RSS Feed

Just as a conflict emerged within the California Court of Appeal as to the validity of California’s unconscionability doctrine following the U.S. Supreme Court’s AT&T Mobility v. Concepcion decision, a similar clash may be developing among California’s federal courts.  Northern District Judge Claudia Wilken has denied a defendant’s attempt to compel arbitration, chiefly on the ground that the at-issue arbitration agreement is unconscionable under California law.  See Trompeter v. Ally Financial Inc., No. 12-00392 (N.D. Cal. June 1, 2012) (order denying defendant’s motion to compel arbitration and motion for stay) (available here).

In Trompeter, Judge Wilken rejected the argument that the Federal Arbitration Act (FAA) preempted plaintiffs’ unconscionability claims and that the court therefore had no discretion to deny enforcement of the at-issue arbitration agreement.  Judge Wilken instead determined that “[m]ultiple elements render the agreement procedurally and substantively unconscionable,” and found the agreement to be void under California law.  Order at 17.  Judge Wilken specifically distinguished Kilgore v. KeyBank, National Ass’n, 673 F.3d 947 (9th Cir. 2012), in which the Ninth Circuit dismissed state public policy interests prohibiting the arbitration of particular types of claims and held that the FAA trumped such rationales.

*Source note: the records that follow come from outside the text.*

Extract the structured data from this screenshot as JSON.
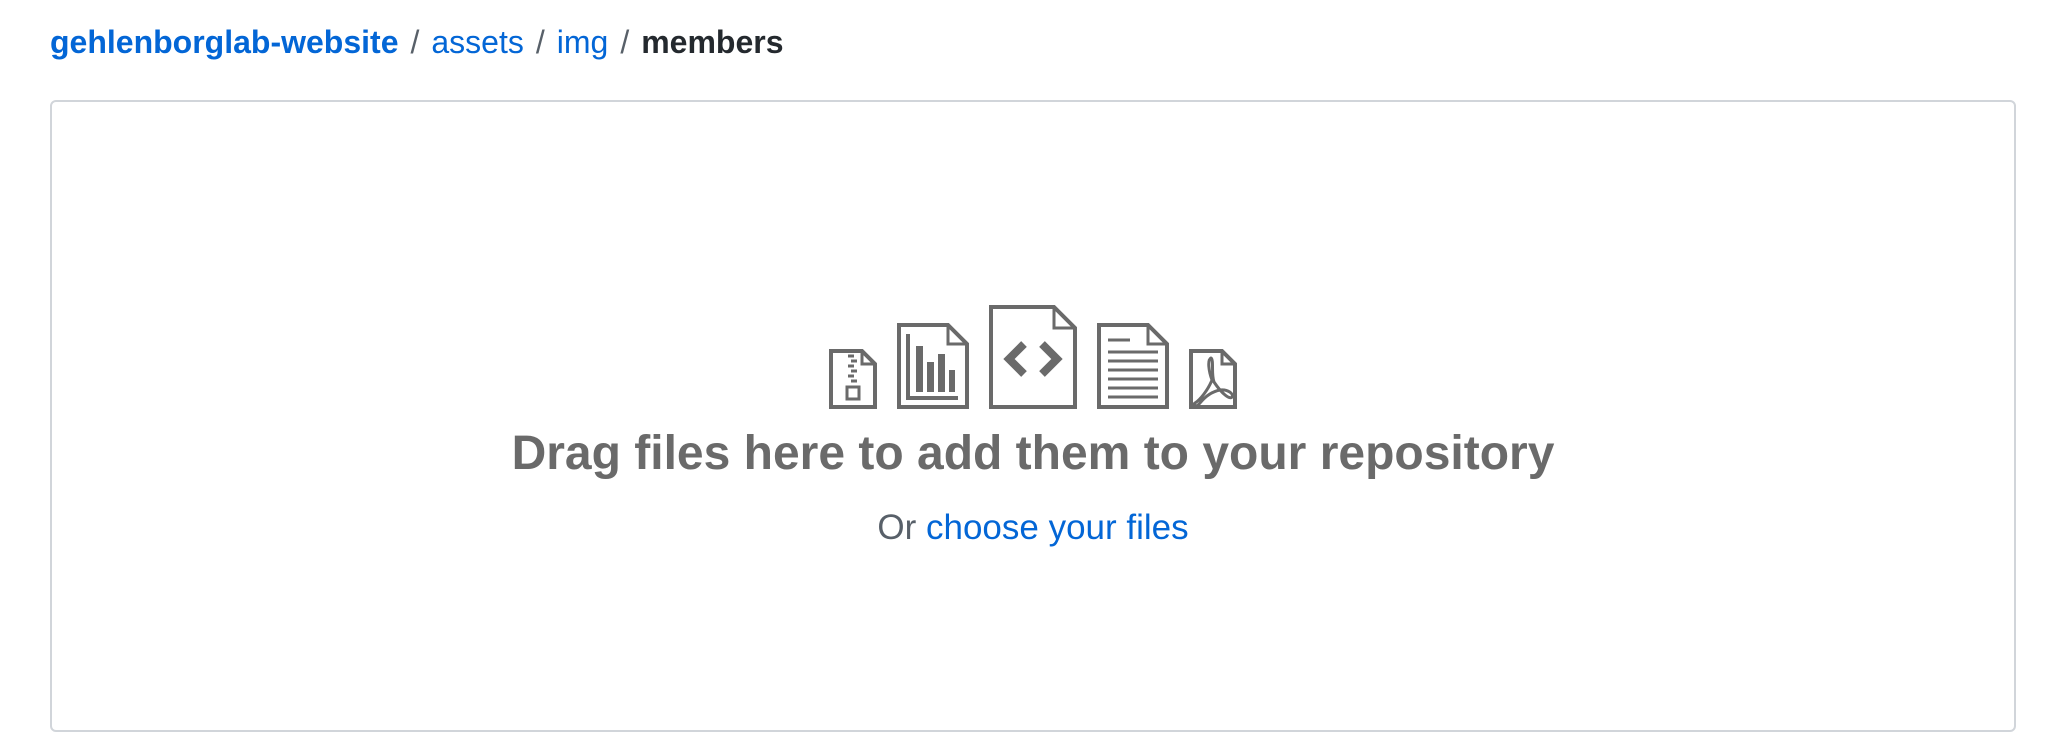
{
  "breadcrumb": {
    "repo": "gehlenborglab-website",
    "separator": "/",
    "folders": [
      "assets",
      "img"
    ],
    "current": "members"
  },
  "dropzone": {
    "icons": [
      "file-zip-icon",
      "file-media-chart-icon",
      "file-code-icon",
      "file-text-icon",
      "file-pdf-icon"
    ],
    "headline": "Drag files here to add them to your repository",
    "or_text": "Or",
    "choose_link": "choose your files"
  },
  "colors": {
    "link": "#0366d6",
    "icon": "#6a6a6a",
    "border": "#d1d5da"
  }
}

Looking ahead to the probable review of this issue by the California Supreme Court, the Trompeter ruling gives encouragement to those who have advocated a narrow application of Concepcion, embodied most prominently in Brown v. Ralphs Grocery Co., 197 Cal. App. 4th 489 (2011).  By contrast, the recent Iskanian decision (expected to be taken up by the California Supreme Court) embraced an expansive reading of Concepcion. See Iskanian v. CLS Transp. Los Angeles, LLC, ___ Cal. App. 4th ___ (2012).